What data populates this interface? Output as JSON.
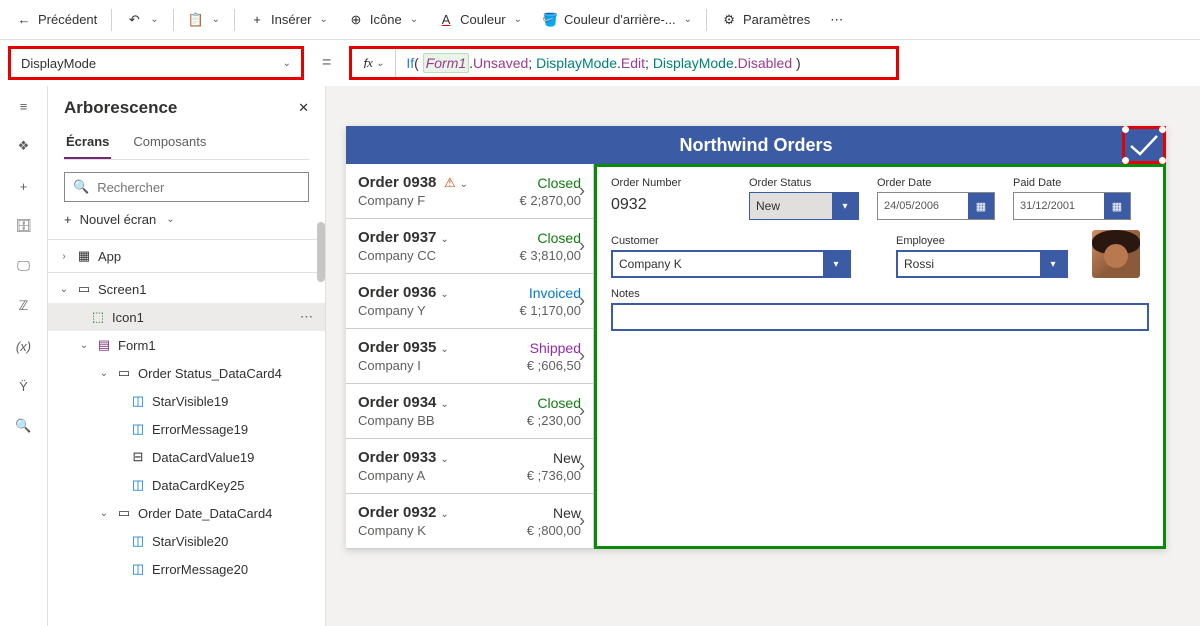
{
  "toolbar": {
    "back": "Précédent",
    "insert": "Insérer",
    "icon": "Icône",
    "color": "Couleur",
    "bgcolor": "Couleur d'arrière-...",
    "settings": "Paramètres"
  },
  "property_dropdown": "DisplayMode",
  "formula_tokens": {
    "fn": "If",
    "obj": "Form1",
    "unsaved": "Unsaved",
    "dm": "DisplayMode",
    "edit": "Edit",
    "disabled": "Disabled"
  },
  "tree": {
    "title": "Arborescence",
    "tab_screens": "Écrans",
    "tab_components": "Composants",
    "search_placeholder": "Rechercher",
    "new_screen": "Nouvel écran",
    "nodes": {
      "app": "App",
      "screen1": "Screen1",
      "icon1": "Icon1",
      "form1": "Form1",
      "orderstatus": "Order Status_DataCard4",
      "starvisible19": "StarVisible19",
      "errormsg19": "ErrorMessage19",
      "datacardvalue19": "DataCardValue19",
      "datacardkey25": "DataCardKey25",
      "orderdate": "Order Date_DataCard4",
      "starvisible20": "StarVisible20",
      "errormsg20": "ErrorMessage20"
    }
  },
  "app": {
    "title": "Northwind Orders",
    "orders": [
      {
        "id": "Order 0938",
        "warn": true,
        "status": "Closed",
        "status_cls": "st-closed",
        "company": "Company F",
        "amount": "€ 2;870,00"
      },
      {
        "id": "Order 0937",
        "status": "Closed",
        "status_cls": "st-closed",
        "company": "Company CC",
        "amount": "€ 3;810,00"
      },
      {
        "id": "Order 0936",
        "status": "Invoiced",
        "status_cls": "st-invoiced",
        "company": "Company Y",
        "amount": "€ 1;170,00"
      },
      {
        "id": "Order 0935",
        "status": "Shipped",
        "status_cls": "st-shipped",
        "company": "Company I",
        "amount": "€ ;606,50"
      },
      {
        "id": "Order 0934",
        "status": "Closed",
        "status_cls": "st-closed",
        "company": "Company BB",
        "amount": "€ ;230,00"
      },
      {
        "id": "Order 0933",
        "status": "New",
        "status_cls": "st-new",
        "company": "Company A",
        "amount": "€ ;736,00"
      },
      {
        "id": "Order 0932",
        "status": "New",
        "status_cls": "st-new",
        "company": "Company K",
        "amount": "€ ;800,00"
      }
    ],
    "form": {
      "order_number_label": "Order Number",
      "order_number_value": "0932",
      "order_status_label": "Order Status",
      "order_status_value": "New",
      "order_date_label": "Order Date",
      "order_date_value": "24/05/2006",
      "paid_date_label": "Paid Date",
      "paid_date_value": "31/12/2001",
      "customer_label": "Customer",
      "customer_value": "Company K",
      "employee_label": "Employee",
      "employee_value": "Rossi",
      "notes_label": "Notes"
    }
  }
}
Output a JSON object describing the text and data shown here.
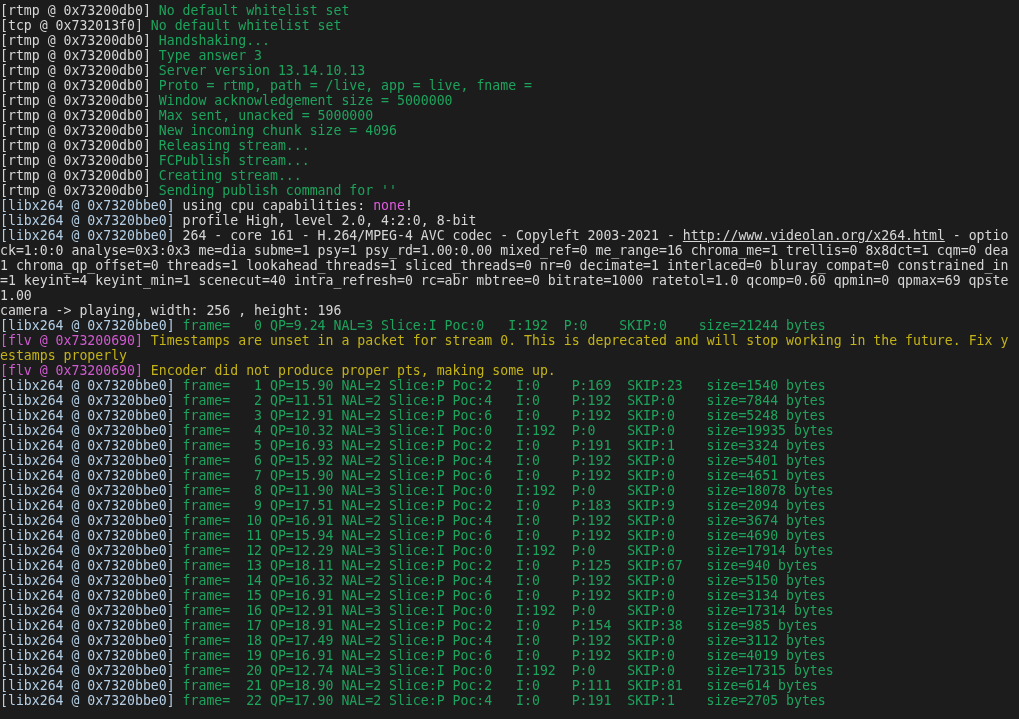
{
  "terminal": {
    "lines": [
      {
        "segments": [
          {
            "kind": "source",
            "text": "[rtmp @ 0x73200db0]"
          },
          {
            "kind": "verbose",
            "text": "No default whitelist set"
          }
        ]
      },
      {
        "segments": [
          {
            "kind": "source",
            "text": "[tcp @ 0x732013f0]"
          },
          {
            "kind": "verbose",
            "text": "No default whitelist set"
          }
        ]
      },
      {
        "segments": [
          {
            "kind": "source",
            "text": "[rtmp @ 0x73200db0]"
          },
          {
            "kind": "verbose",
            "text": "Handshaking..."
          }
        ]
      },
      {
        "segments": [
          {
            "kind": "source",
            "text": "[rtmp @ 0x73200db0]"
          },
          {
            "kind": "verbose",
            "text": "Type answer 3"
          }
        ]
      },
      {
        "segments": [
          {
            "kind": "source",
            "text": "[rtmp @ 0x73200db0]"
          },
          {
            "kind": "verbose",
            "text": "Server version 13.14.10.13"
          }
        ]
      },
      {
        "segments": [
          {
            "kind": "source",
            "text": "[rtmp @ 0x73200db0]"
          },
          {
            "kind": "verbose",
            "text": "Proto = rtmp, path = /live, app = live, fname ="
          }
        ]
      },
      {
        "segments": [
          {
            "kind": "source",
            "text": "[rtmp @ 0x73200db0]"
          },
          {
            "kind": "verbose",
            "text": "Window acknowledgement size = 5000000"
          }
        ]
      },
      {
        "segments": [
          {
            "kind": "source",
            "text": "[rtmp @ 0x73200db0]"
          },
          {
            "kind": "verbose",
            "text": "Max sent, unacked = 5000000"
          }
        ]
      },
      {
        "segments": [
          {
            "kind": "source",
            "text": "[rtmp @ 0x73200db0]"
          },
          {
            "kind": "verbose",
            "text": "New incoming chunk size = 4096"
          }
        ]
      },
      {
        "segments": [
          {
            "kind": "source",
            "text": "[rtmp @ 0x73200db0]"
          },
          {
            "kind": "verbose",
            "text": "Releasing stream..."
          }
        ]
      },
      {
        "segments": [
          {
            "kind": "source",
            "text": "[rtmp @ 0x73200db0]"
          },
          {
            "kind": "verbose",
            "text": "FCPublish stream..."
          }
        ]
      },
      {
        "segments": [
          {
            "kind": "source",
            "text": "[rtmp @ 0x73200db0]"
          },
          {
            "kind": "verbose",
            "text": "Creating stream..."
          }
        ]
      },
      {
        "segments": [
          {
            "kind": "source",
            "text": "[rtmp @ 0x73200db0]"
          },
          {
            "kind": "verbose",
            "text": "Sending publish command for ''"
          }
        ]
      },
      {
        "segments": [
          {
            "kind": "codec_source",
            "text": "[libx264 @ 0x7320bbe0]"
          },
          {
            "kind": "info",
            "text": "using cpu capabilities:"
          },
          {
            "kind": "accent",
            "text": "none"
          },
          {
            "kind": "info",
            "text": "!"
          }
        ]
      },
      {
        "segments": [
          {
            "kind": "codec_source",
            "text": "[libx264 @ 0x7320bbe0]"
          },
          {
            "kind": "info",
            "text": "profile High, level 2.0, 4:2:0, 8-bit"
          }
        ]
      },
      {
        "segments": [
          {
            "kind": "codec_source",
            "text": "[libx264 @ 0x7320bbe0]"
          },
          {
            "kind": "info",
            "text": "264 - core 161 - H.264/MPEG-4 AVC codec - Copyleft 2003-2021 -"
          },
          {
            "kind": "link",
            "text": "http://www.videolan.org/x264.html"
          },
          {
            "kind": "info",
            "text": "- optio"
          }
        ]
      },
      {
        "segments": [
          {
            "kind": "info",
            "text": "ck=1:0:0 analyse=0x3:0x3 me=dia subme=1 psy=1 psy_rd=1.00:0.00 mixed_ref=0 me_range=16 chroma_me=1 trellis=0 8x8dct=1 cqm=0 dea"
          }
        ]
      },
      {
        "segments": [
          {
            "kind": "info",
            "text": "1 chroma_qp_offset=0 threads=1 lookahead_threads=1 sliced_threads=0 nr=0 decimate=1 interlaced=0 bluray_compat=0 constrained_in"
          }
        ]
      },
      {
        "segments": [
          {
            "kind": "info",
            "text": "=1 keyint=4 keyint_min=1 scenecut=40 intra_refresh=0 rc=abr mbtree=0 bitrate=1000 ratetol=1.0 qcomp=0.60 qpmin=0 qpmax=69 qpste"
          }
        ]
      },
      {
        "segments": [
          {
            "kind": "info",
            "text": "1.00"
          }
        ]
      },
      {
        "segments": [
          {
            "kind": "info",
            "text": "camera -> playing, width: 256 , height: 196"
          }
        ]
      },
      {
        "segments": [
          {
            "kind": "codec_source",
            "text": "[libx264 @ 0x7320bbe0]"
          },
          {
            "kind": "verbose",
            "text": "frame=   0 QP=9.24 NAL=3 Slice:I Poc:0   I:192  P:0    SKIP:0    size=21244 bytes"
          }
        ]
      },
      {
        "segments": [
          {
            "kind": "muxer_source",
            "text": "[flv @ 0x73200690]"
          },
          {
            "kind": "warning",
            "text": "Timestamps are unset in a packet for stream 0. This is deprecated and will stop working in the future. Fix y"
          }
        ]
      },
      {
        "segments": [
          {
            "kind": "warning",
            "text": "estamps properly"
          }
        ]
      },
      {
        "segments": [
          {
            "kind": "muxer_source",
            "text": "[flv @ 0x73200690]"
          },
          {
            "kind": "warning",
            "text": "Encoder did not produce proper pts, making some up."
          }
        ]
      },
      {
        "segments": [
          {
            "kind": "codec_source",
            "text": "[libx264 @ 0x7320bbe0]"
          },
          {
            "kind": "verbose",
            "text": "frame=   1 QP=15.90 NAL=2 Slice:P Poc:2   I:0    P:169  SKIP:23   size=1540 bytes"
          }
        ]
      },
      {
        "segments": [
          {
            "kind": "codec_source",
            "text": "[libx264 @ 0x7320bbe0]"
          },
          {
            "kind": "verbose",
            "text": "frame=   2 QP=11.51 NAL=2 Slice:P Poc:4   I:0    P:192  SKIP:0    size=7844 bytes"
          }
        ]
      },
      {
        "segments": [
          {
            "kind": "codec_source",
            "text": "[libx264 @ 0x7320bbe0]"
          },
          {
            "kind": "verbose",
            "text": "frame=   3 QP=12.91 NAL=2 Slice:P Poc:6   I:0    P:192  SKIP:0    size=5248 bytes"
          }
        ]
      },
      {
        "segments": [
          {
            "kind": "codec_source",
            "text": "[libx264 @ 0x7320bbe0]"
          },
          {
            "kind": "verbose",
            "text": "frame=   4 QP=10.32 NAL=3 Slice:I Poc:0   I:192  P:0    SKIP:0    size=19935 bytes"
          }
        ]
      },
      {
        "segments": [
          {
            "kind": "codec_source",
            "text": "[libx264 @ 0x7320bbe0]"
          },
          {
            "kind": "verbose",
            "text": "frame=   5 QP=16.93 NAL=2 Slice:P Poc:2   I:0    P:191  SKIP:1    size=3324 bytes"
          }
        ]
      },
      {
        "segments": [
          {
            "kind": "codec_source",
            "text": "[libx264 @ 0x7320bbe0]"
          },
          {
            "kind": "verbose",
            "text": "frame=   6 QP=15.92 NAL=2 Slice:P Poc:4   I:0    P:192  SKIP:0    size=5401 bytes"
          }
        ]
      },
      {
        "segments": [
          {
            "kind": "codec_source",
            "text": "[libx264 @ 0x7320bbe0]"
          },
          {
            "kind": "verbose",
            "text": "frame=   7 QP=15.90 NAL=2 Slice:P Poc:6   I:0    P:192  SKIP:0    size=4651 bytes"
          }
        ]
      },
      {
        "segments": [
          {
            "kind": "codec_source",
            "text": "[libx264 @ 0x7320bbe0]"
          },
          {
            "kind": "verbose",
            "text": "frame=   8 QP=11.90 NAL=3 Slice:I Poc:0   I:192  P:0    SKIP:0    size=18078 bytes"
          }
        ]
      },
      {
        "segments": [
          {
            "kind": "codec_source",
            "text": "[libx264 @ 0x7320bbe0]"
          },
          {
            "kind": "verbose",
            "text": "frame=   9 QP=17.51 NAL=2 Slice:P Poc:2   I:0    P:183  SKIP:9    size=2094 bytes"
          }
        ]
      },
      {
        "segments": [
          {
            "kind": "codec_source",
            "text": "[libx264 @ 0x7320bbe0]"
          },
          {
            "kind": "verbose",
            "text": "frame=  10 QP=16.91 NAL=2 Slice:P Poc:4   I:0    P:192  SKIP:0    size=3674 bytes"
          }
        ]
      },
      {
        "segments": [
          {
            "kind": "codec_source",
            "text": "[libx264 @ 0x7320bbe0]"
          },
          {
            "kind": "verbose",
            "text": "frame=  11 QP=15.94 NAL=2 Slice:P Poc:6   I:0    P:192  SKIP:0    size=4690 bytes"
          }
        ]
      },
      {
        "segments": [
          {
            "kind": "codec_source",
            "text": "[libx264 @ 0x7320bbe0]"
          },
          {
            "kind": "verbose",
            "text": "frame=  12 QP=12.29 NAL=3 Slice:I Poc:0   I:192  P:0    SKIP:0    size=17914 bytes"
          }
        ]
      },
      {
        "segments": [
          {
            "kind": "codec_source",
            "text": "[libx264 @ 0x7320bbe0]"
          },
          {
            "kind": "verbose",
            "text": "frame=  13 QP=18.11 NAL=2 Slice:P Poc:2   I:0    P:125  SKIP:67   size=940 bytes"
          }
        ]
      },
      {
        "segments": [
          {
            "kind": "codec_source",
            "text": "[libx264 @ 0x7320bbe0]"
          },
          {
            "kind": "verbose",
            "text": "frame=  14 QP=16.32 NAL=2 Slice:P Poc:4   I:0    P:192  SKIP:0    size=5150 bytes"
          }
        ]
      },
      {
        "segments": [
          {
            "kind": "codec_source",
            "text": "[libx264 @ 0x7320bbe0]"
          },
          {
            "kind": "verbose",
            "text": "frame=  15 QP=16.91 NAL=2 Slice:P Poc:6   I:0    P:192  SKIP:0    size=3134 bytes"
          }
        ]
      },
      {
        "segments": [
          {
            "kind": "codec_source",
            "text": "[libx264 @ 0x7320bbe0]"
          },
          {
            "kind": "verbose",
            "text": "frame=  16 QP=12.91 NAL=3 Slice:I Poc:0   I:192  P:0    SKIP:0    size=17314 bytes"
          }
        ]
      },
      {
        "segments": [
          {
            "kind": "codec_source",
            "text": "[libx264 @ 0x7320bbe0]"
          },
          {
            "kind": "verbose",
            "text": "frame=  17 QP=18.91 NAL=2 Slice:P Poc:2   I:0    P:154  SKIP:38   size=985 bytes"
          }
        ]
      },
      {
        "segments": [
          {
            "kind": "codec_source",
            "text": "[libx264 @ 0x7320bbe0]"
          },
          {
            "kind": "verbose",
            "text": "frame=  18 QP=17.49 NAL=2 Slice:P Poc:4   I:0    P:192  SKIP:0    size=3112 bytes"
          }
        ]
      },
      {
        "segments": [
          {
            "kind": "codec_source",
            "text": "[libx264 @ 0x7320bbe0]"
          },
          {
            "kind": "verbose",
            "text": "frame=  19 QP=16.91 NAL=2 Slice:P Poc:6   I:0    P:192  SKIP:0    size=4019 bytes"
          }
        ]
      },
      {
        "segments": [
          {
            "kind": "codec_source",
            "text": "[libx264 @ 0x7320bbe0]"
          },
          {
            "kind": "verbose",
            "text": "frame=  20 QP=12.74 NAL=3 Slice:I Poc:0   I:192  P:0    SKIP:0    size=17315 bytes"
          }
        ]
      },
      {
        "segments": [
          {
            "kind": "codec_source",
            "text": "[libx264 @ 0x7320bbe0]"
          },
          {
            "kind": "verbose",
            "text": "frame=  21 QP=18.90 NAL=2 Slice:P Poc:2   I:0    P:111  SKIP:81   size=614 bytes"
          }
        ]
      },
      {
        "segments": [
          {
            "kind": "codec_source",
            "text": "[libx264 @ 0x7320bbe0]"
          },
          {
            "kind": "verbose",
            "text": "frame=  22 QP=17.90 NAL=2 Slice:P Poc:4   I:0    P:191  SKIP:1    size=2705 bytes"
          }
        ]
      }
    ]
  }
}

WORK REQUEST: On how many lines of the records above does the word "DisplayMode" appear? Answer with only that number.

WRITTEN REPLY: 2